By default, your device automatically uses the DNS settings provided by your ISP. But you don’t have to use it, especially if you want something geared towards privacy. You may have known that it’s possible to change your DNS on a Mac, but did you know you can also change your iOS DNS? Andrew Orr shows us how it’s done.
If you’re like most of us, you have multiple email accounts set up on your iPhone and iPad. This can mean a flurry of notifications vying for your time, but Jeff Butts is here to show you how you can take control over that. It’s surprisingly easy to configure which email accounts do and do not give you notifications, and Jeff shows you how to set that up.
Don’t you wish you could view your calendar while you add an event in Fantastical 2 for iOS? Jeff Butts did, and found a way to make it so. Read along through this quick tip, and you’ll be one step closer to becoming a Fantastical 2 guru.
Our artificial intelligence agents can either be embedded in our computers and/or mobile devices. Or they can reside in a cute little colorful cylinder that sits on a table. Which is better? Which is the future? Which should you invest in? Maybe Siri knows.
Do Not Disturb is a great feature, but it’s always bothered Jeff Butts that he couldn’t allow text or iMessage notifications through. Thanks to the new Emergency Bypass setting in iOS 10, those worries are gone. Let’s check out how it works.
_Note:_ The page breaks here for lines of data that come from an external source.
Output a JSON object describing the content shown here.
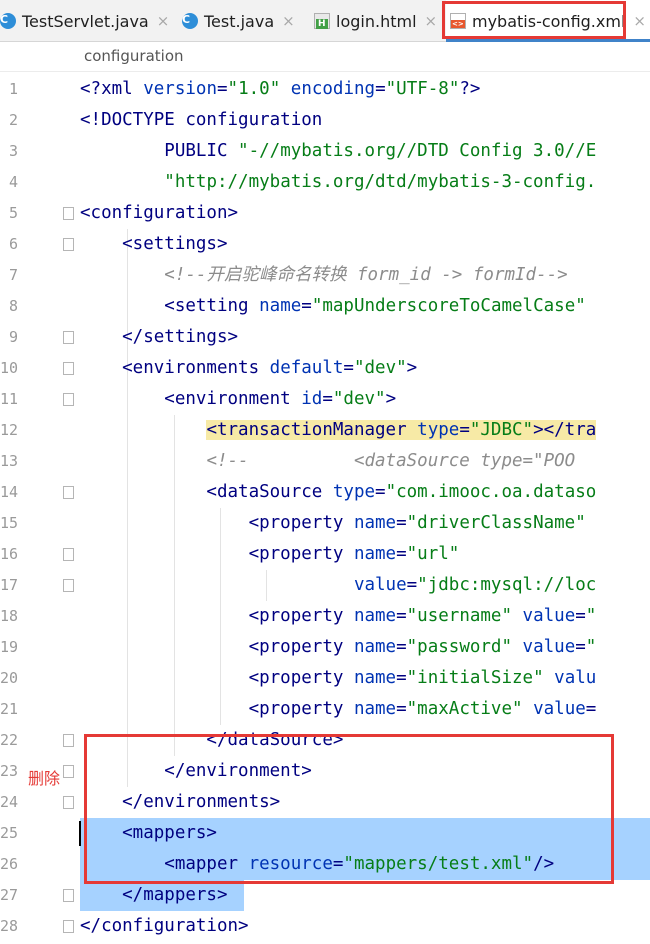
{
  "tabs": [
    {
      "label": "TestServlet.java",
      "icon": "java-class-icon",
      "active": false
    },
    {
      "label": "Test.java",
      "icon": "java-class-icon",
      "active": false
    },
    {
      "label": "login.html",
      "icon": "html-file-icon",
      "active": false
    },
    {
      "label": "mybatis-config.xml",
      "icon": "xml-file-icon",
      "active": true
    }
  ],
  "close_glyph": "×",
  "breadcrumb": "configuration",
  "annotation": {
    "label": "删除",
    "color": "#e53935"
  },
  "colors": {
    "tag": "#000080",
    "attr": "#0033b3",
    "value": "#067d17",
    "comment": "#8c8c8c",
    "selection": "#a6d2ff",
    "highlight": "#f7eaa6",
    "accent": "#4083c9"
  },
  "code_lines": [
    {
      "n": "1",
      "fold": false,
      "tokens": [
        {
          "t": "<?",
          "c": "t"
        },
        {
          "t": "xml ",
          "c": "t"
        },
        {
          "t": "version",
          "c": "a"
        },
        {
          "t": "=",
          "c": "t"
        },
        {
          "t": "\"1.0\"",
          "c": "v"
        },
        {
          "t": " ",
          "c": "t"
        },
        {
          "t": "encoding",
          "c": "a"
        },
        {
          "t": "=",
          "c": "t"
        },
        {
          "t": "\"UTF-8\"",
          "c": "v"
        },
        {
          "t": "?>",
          "c": "t"
        }
      ]
    },
    {
      "n": "2",
      "fold": false,
      "tokens": [
        {
          "t": "<!DOCTYPE configuration",
          "c": "t"
        }
      ]
    },
    {
      "n": "3",
      "fold": false,
      "tokens": [
        {
          "t": "        PUBLIC ",
          "c": "t"
        },
        {
          "t": "\"-//mybatis.org//DTD Config 3.0//E",
          "c": "v"
        }
      ]
    },
    {
      "n": "4",
      "fold": false,
      "tokens": [
        {
          "t": "        ",
          "c": "t"
        },
        {
          "t": "\"http://mybatis.org/dtd/mybatis-3-config.",
          "c": "v"
        }
      ]
    },
    {
      "n": "5",
      "fold": true,
      "tokens": [
        {
          "t": "<configuration>",
          "c": "t"
        }
      ]
    },
    {
      "n": "6",
      "fold": true,
      "tokens": [
        {
          "t": "    <settings>",
          "c": "t"
        }
      ]
    },
    {
      "n": "7",
      "fold": false,
      "tokens": [
        {
          "t": "        ",
          "c": "t"
        },
        {
          "t": "<!--开启驼峰命名转换 form_id -> formId-->",
          "c": "c"
        }
      ]
    },
    {
      "n": "8",
      "fold": false,
      "tokens": [
        {
          "t": "        <setting ",
          "c": "t"
        },
        {
          "t": "name",
          "c": "a"
        },
        {
          "t": "=",
          "c": "t"
        },
        {
          "t": "\"mapUnderscoreToCamelCase\"",
          "c": "v"
        }
      ]
    },
    {
      "n": "9",
      "fold": true,
      "tokens": [
        {
          "t": "    </settings>",
          "c": "t"
        }
      ]
    },
    {
      "n": "10",
      "fold": true,
      "tokens": [
        {
          "t": "    <environments ",
          "c": "t"
        },
        {
          "t": "default",
          "c": "a"
        },
        {
          "t": "=",
          "c": "t"
        },
        {
          "t": "\"dev\"",
          "c": "v"
        },
        {
          "t": ">",
          "c": "t"
        }
      ]
    },
    {
      "n": "11",
      "fold": true,
      "tokens": [
        {
          "t": "        <environment ",
          "c": "t"
        },
        {
          "t": "id",
          "c": "a"
        },
        {
          "t": "=",
          "c": "t"
        },
        {
          "t": "\"dev\"",
          "c": "v"
        },
        {
          "t": ">",
          "c": "t"
        }
      ]
    },
    {
      "n": "12",
      "fold": false,
      "tokens": [
        {
          "t": "            ",
          "c": "t"
        },
        {
          "t": "<transactionManager ",
          "c": "t hl-tm"
        },
        {
          "t": "type",
          "c": "a hl-tm"
        },
        {
          "t": "=",
          "c": "t hl-tm"
        },
        {
          "t": "\"JDBC\"",
          "c": "v hl-tm"
        },
        {
          "t": "></tra",
          "c": "t hl-tm"
        }
      ]
    },
    {
      "n": "13",
      "fold": false,
      "tokens": [
        {
          "t": "            ",
          "c": "t"
        },
        {
          "t": "<!--          <dataSource type=\"POO",
          "c": "c"
        }
      ]
    },
    {
      "n": "14",
      "fold": true,
      "tokens": [
        {
          "t": "            <dataSource ",
          "c": "t"
        },
        {
          "t": "type",
          "c": "a"
        },
        {
          "t": "=",
          "c": "t"
        },
        {
          "t": "\"com.imooc.oa.dataso",
          "c": "v"
        }
      ]
    },
    {
      "n": "15",
      "fold": false,
      "tokens": [
        {
          "t": "                <property ",
          "c": "t"
        },
        {
          "t": "name",
          "c": "a"
        },
        {
          "t": "=",
          "c": "t"
        },
        {
          "t": "\"driverClassName\"",
          "c": "v"
        }
      ]
    },
    {
      "n": "16",
      "fold": true,
      "tokens": [
        {
          "t": "                <property ",
          "c": "t"
        },
        {
          "t": "name",
          "c": "a"
        },
        {
          "t": "=",
          "c": "t"
        },
        {
          "t": "\"url\"",
          "c": "v"
        }
      ]
    },
    {
      "n": "17",
      "fold": true,
      "tokens": [
        {
          "t": "                          ",
          "c": "t"
        },
        {
          "t": "value",
          "c": "a"
        },
        {
          "t": "=",
          "c": "t"
        },
        {
          "t": "\"jdbc:mysql://loc",
          "c": "v"
        }
      ]
    },
    {
      "n": "18",
      "fold": false,
      "tokens": [
        {
          "t": "                <property ",
          "c": "t"
        },
        {
          "t": "name",
          "c": "a"
        },
        {
          "t": "=",
          "c": "t"
        },
        {
          "t": "\"username\"",
          "c": "v"
        },
        {
          "t": " ",
          "c": "t"
        },
        {
          "t": "value",
          "c": "a"
        },
        {
          "t": "=",
          "c": "t"
        },
        {
          "t": "\"",
          "c": "v"
        }
      ]
    },
    {
      "n": "19",
      "fold": false,
      "tokens": [
        {
          "t": "                <property ",
          "c": "t"
        },
        {
          "t": "name",
          "c": "a"
        },
        {
          "t": "=",
          "c": "t"
        },
        {
          "t": "\"password\"",
          "c": "v"
        },
        {
          "t": " ",
          "c": "t"
        },
        {
          "t": "value",
          "c": "a"
        },
        {
          "t": "=",
          "c": "t"
        },
        {
          "t": "\"",
          "c": "v"
        }
      ]
    },
    {
      "n": "20",
      "fold": false,
      "tokens": [
        {
          "t": "                <property ",
          "c": "t"
        },
        {
          "t": "name",
          "c": "a"
        },
        {
          "t": "=",
          "c": "t"
        },
        {
          "t": "\"initialSize\"",
          "c": "v"
        },
        {
          "t": " ",
          "c": "t"
        },
        {
          "t": "valu",
          "c": "a"
        }
      ]
    },
    {
      "n": "21",
      "fold": false,
      "tokens": [
        {
          "t": "                <property ",
          "c": "t"
        },
        {
          "t": "name",
          "c": "a"
        },
        {
          "t": "=",
          "c": "t"
        },
        {
          "t": "\"maxActive\"",
          "c": "v"
        },
        {
          "t": " ",
          "c": "t"
        },
        {
          "t": "value",
          "c": "a"
        },
        {
          "t": "=",
          "c": "t"
        }
      ]
    },
    {
      "n": "22",
      "fold": true,
      "tokens": [
        {
          "t": "            </dataSource>",
          "c": "t"
        }
      ]
    },
    {
      "n": "23",
      "fold": true,
      "tokens": [
        {
          "t": "        </environment>",
          "c": "t"
        }
      ]
    },
    {
      "n": "24",
      "fold": true,
      "tokens": [
        {
          "t": "    </environments>",
          "c": "t"
        }
      ]
    },
    {
      "n": "25",
      "fold": false,
      "tokens": [
        {
          "t": "    <mappers>",
          "c": "t"
        }
      ]
    },
    {
      "n": "26",
      "fold": false,
      "tokens": [
        {
          "t": "        <mapper ",
          "c": "t"
        },
        {
          "t": "resource",
          "c": "a"
        },
        {
          "t": "=",
          "c": "t"
        },
        {
          "t": "\"mappers/test.xml\"",
          "c": "v"
        },
        {
          "t": "/>",
          "c": "t"
        }
      ]
    },
    {
      "n": "27",
      "fold": true,
      "tokens": [
        {
          "t": "    </mappers>",
          "c": "t"
        }
      ]
    },
    {
      "n": "28",
      "fold": true,
      "tokens": [
        {
          "t": "</configuration>",
          "c": "t"
        }
      ]
    }
  ]
}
Recently, Blancco published a report on the performance and health of iPhones and Android smartphones. A key finding was that iPhones are less reliable than Android devices. It created quite a stir, and the report intrigued John, so he asked for a copy of the report and looked into the findings. Here’s what he found.
You might not know it, but Safari has some hidden shortcuts tucked behind some of the icons. This will let you perform certain actions a little faster. Safari shortcuts will save you plenty of time. Andrew tells us how he discovered these shortcuts by accident.
The latest patent filing (via RedmondPie) that the U.S. Patent & Trademark Office granted Apple is centered around digital avatars. It mentions how an editing environment could let people create a “representation of their alter ego.” It sounds like Apple has bigger ideas though. Andrew Orr dives in and gives us his speculations.
If you’ve found modern feed readers too cumbersome or full-featured for your use, you might be in the camp that just needs a bare-bones feed reader. Thanks to an often-overlooked feature in Safari for iOS, you’ve already got one. Jeff Butts shows you how to use it in this Quick Tip.
This Quick Tip is all about the awesome sound of silence…ahhh. There’s a way that you can have your iPhone vibrate only for certain events (like when an email comes in) while allowing it to chime for others (such as when you get a text). Tired of the beeping and pulsing and dinging? This article’s for you!
A report by Sensor Tower finds that iPhone customers in the United States spend more on apps and in-app purchases than other platforms. App revenue for 2016 was an average of $40 per active iPhone. This is an increase from $35 in 2015, but at the same time, average downloads decreased.
If you’re using two-factor authentication for your Apple ID (and you should be!), then you’re likely familiar with how you’ll approve access from your trusted devices with a six-digit code. But what if that code never comes through or you accidentally dismiss the prompt? Well, in today’s Quick Tip, we’re going to show you an easy way to generate a new one from your Mac or iOS device!
Apple’s annual Worldwide Developer Conference will run from June 5th through June 9th this year, and is getting a change of venue. For 2017, WWDC will be held at the McEnery Convention Center in San Jose instead of Moscone West in San Francisco.
From time to time, we’ve seen scenarios related to how the Mac/macOS and the iPad/iOS might evolve as personal computing platforms. We know about the declining sales of the iPad and Apple’s seeming inattention to the Mac line as whole in 2016. In turn, that has created some discussion about their respective future developments. John catalogs the likely and not-so-likely roadmaps for these products.
You may known of my penchant for tower defense games, but I also have a not-so-secret love for arcade scrollers. The good news for your time-sucking pleasure is that I found a new one called Photon Strike. It’s a solid vertical scroller for iPhone an iPad (I played on iPad) with good graphics and fast action. In fact, it’s very fast. It’s similar to others in the genre. You have to steer your ship (with your fingers), firing as long as your finger is on the screen. Waves of enemies fly around the screen, and you have to shoot/avoid them. Powerups are available throughout each level, and you get credits for each enemy you destroy for buying upgrades. It’s free to download, but for real-world cash, you can get yourself a whole heap of credits. You can also watch videos for free credits. Every five waves there’s a boss at the end. It’s ad-supported, but the ads go away with any purchase (the ads are not obnoxious). That said, this is the kind of game where I’m happy to pay to unlock ads to directly support the developer.